Small wonder

Eugene F Collins managing partner David Cantrell is in the first year of his second term at the firm, although like the US presidential candidates he is only entitled to three.

During his tenure, the firm has really found its niche. In the same way as Freshfields Bruckhaus Deringer, which recently employed consultants McKinsey, Eugene F Collins was not afraid ask for a few strategic pointers and called in the consultants a few years ago.
“Consultants will tell you the time by your own watch, but you just need to hear it from somebody else,” says Cantrell.

One of the main points of having the consultants was that it would not be the partners’ jobs to decide what colour the carpets should be. “The partners dedicated some of the responsibility of the day-to-day decision making to me. This allows them to get on with their jobs knowing that the rest of the stuff gets handled elsewhere.”

And Cantrell has not done a bad job of handling the rest of the stuff, because his firm is one of the favourite referral destinations for work that Dublin’s big five law firms – A&L Goodbody, Arthur Cox, Matheson Ormsby Prentice, McCann FitzGerald and William Fry – cannot take on.

One big five partner explained that not only do they get the obvious advantage that the job does not go to a competitor, but they know that thefirm will really look after the client.

In fact, Cantrell believes that, in some sectors, Eugene F Collins can take the big five on at their own game. He claims to be as good, if not better than, the competition (including the big five) in the firm’s core areas of corporate, banking, commercial property and intellectual property and IT.

“The one thing that is different is scale, nothing else. Our expertise is there, it’s purely a matter of scale.” What is undisputed is that the firm is a first choice, bar none, in the corporate recovery sector.

A key issue for smaller commercial firms such as Eugene F Collins, and for Dublin firms in general, is leverage rates. Ireland still has very low partner-assistant ratios, although firms such as A&L Goodbody have worked particularly hard to push assistant numbers up to a more Anglo-American level.

Cantrell brushes off the issue, saying: “I’m not loosing an awful lot of sleep over it.” He adds: “We never wished to aspire to the size of the big five, we want to strive to remain at a level where we can service our clients.”

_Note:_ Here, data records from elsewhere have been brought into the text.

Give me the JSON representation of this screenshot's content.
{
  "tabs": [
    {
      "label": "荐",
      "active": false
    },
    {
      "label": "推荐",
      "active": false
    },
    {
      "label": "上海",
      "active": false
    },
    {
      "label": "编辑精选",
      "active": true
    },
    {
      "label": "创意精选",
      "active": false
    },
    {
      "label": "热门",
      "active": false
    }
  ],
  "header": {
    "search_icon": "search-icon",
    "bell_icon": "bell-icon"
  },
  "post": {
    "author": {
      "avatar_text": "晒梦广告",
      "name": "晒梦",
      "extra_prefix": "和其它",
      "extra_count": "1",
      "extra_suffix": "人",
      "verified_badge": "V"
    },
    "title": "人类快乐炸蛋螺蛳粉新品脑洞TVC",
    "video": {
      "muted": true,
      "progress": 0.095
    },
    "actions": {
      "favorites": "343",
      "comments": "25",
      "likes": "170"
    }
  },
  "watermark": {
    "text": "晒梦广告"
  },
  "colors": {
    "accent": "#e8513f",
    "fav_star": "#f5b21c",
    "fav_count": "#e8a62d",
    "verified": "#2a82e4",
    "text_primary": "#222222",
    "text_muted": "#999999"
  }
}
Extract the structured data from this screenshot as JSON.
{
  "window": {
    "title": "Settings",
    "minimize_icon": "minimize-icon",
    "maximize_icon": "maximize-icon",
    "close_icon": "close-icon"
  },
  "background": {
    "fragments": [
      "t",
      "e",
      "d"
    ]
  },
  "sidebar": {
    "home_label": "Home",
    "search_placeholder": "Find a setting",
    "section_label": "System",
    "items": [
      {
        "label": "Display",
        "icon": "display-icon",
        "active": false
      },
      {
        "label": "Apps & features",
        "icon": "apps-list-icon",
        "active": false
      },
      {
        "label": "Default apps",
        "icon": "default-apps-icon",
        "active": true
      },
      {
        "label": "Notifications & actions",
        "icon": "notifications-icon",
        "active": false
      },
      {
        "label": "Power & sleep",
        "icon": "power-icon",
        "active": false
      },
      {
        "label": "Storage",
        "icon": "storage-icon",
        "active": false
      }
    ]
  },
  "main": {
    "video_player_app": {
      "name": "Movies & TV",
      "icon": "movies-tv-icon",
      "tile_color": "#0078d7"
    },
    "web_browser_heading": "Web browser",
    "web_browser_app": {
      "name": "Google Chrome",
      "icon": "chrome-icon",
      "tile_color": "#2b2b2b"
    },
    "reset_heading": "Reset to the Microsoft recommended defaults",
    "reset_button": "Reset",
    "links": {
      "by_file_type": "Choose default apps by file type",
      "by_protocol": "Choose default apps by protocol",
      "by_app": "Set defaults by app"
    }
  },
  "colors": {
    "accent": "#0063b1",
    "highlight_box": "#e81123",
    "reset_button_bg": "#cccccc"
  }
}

So, when he steps down will the firm be a miniature clone of the big five? Two statements suggest he’s not following the Anglo-American model: “We do have a proper work-life balance” and “I don’t see us becoming a mercenary type firm.”